As the court did below, we conclude this testimony by Mr. Henry did not identify a separate harm suffered from the advertising; instead, it bolstered respondents' position that the harm suffered by the underlying plaintiffs stemmed from appellants' use, in a variety of ways, of the infringing process/product. As no separate harm from the advertising could be shown and the requisite causal connection is lacking (Bank of the West, supra ), the court ruled correctly.
As to those plaintiffs/appellants in this action, who were not named in the underlying complaints, the court also correctly ruled respondents had no duty to defend or indemnify.
The judgment is affirmed.
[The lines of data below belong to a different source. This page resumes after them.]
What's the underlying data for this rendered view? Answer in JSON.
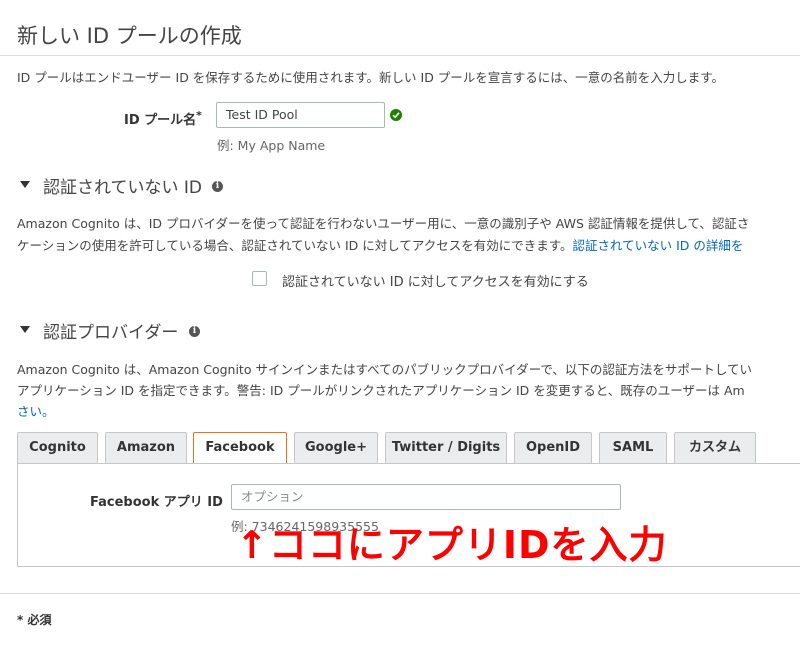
{
  "page_title": "新しい ID プールの作成",
  "intro_text": "ID プールはエンドユーザー ID を保存するために使用されます。新しい ID プールを宣言するには、一意の名前を入力します。",
  "pool_name": {
    "label": "ID プール名",
    "required_mark": "*",
    "value": "Test ID Pool",
    "hint": "例: My App Name"
  },
  "unauth_section": {
    "heading": "認証されていない ID",
    "desc_line1": "Amazon Cognito は、ID プロバイダーを使って認証を行わないユーザー用に、一意の識別子や AWS 認証情報を提供して、認証さ",
    "desc_line2": "ケーションの使用を許可している場合、認証されていない ID に対してアクセスを有効にできます。",
    "desc_link": "認証されていない ID の詳細を",
    "checkbox_label": "認証されていない ID に対してアクセスを有効にする"
  },
  "auth_section": {
    "heading": "認証プロバイダー",
    "desc_line1": "Amazon Cognito は、Amazon Cognito サインインまたはすべてのパブリックプロバイダーで、以下の認証方法をサポートしてい",
    "desc_line2": "アプリケーション ID を指定できます。警告: ID プールがリンクされたアプリケーション ID を変更すると、既存のユーザーは Am",
    "desc_line3": "さい。",
    "tabs": [
      "Cognito",
      "Amazon",
      "Facebook",
      "Google+",
      "Twitter / Digits",
      "OpenID",
      "SAML",
      "カスタム"
    ],
    "active_tab": "Facebook",
    "facebook_app_id": {
      "label": "Facebook アプリ ID",
      "placeholder": "オプション",
      "hint": "例: 7346241598935555"
    }
  },
  "annotation": "↑ココにアプリIDを入力",
  "required_note": "* 必須",
  "colors": {
    "accent_tab_border": "#ec7211",
    "link": "#0066c0",
    "valid_check": "#1d8102",
    "annotation": "#ff0000"
  }
}
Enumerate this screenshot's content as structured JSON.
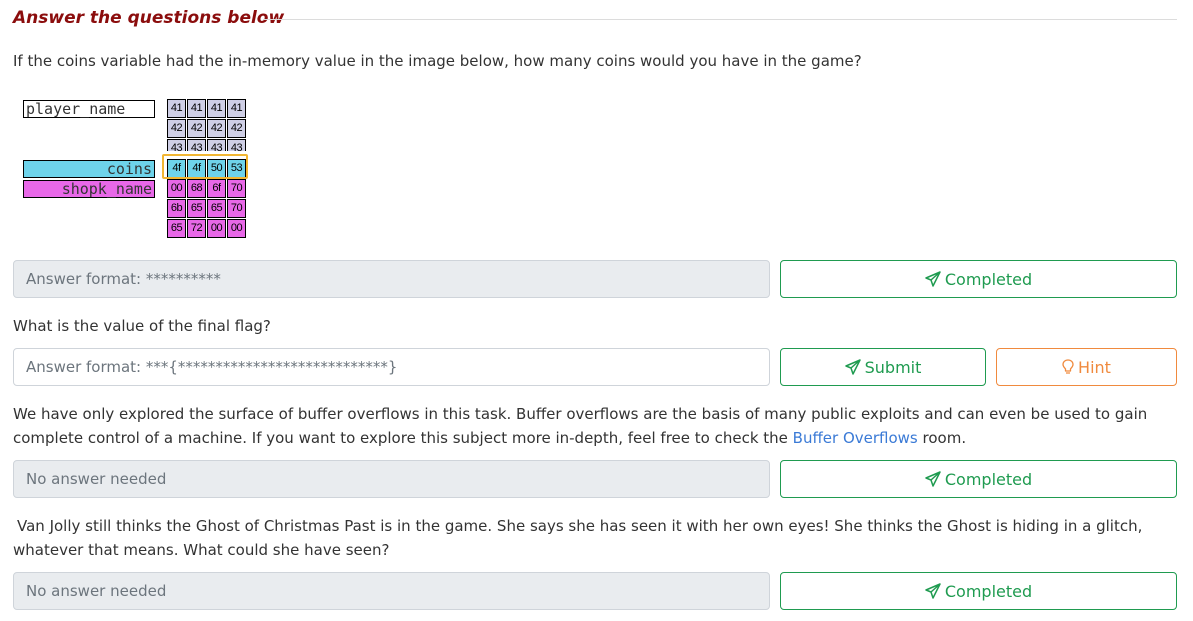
{
  "section": {
    "title": "Answer the questions below"
  },
  "questions": [
    {
      "text": "If the coins variable had the in-memory value in the image below, how many coins would you have in the game?",
      "answer_placeholder": "Answer format: **********",
      "button_label": "Completed"
    },
    {
      "text": "What is the value of the final flag?",
      "answer_placeholder": "Answer format: ***{****************************}",
      "submit_label": "Submit",
      "hint_label": "Hint"
    },
    {
      "text_before_link": "We have only explored the surface of buffer overflows in this task. Buffer overflows are the basis of many public exploits and can even be used to gain complete control of a machine. If you want to explore this subject more in-depth, feel free to check the ",
      "link_text": "Buffer Overflows",
      "text_after_link": " room.",
      "answer_placeholder": "No answer needed",
      "button_label": "Completed"
    },
    {
      "text": "Van Jolly still thinks the Ghost of Christmas Past is in the game. She says she has seen it with her own eyes! She thinks the Ghost is hiding in a glitch, whatever that means. What could she have seen?",
      "answer_placeholder": "No answer needed",
      "button_label": "Completed"
    }
  ],
  "memory_diagram": {
    "labels": {
      "player": "player_name",
      "coins": "coins",
      "shopk": "shopk_name"
    },
    "rows": [
      [
        "41",
        "41",
        "41",
        "41"
      ],
      [
        "42",
        "42",
        "42",
        "42"
      ],
      [
        "43",
        "43",
        "43",
        "43"
      ],
      [
        "4f",
        "4f",
        "50",
        "53"
      ],
      [
        "00",
        "68",
        "6f",
        "70"
      ],
      [
        "6b",
        "65",
        "65",
        "70"
      ],
      [
        "65",
        "72",
        "00",
        "00"
      ]
    ],
    "row_colors": [
      "#cfcfe6",
      "#cfcfe6",
      "#cfcfe6",
      "#6ed3ea",
      "#e868e8",
      "#e868e8",
      "#e868e8"
    ],
    "highlight_color": "#f2b632"
  },
  "colors": {
    "title": "#8b0d0d",
    "success": "#1f9b50",
    "hint": "#f08a3e",
    "link": "#3a7ad6",
    "readonly_bg": "#e9ecef"
  },
  "icons": {
    "completed": "paper-plane-icon",
    "submit": "paper-plane-icon",
    "hint": "lightbulb-icon"
  }
}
1. Plaintiffs/appellants are the Gitano Group, Inc., a Delaware corporation and several of its subsidiaries, Bagland, U.S.A., Inc., a New York corporation; Noel Industries, Inc., a Mississippi corporation; the Orit Corporation, a New York corporation; Orit Menswear Company, Inc., a New Jersey corporation, Eva Joia Incorporated, a New York corporation.
2. As named in the complaint, defendants/respondents are the Kemper Group, American Manufactures Mutual Insurance Company, American Motorists Insurance Company.
3. According to respondents' final memorandum in support of its motion, appellants had filed interrogatory answers in the Greater Texas suit and the transcript of the deposition testimony of David Henry, counsel for plaintiffs in the Ocean Wash suit. The Greater Texas documents indicated that plaintiffs “contended that every use by [appellants] of accused garments, including use of such garments in advertising, has been a proximate cause of damages to the plaintiffs.” Answer to interrogatory no. 3 stated, “[Appellants] use of accused garments in its advertising violates plaintiffs' exclusive rights under ‘213’ patent to use such garments.” In Mr. Henry's deposition, he testified that he could not recall the contentions of the underlying plaintiffs with respect to the damages they were seeking, and that even if he could, he would feel compelled to assert the attorney-client privilege and the attorney work product doctrine in declining to discuss them. Mr. Henry testified generally with respect to his understanding of patent law, as a patent law attorney. When asked if it was his understanding that using the patented product itself in advertising or promoting would constitute an infringement, he replied, “The use, the unlicensed use of a patented article itself, the making of the article itself which is then used in some other context was an infringement, I would certainly consider the use an infringement.”
4. An insurance policy is a contract. (Ins.Code, § 22.) It is, therefore, subject to the choice of law provisions codified in Civil Code section 1646. In pertinent part, Civil Code section 1646 provides, “[a] contract is to be interpreted according to the law and usage of the place where it is being performed; or, if it does not indicate a place of performance, according to the law and usage of the place where it is made.” This section requires a contract made and performed in a foreign state to be interpreted according to the law of that state. (See Crumley v. Walter M. Ballard Corp. (1950) 100 Cal.App.2d 698, 702, 224 P.2d 455.)
5. The comprehensive general liability policy “advertising injury” provision in Bank of the West included injury in the course of advertising activities, arising out of, inter alia, unfair competition. (Bank of the West, supra, at p. 1262, 10 Cal.Rptr.2d 538, 833 P.2d 545.)
GODOY PEREZ, Associate Justice.
GRIGNON, Acting P.J., and ARMSTRONG, J., concur.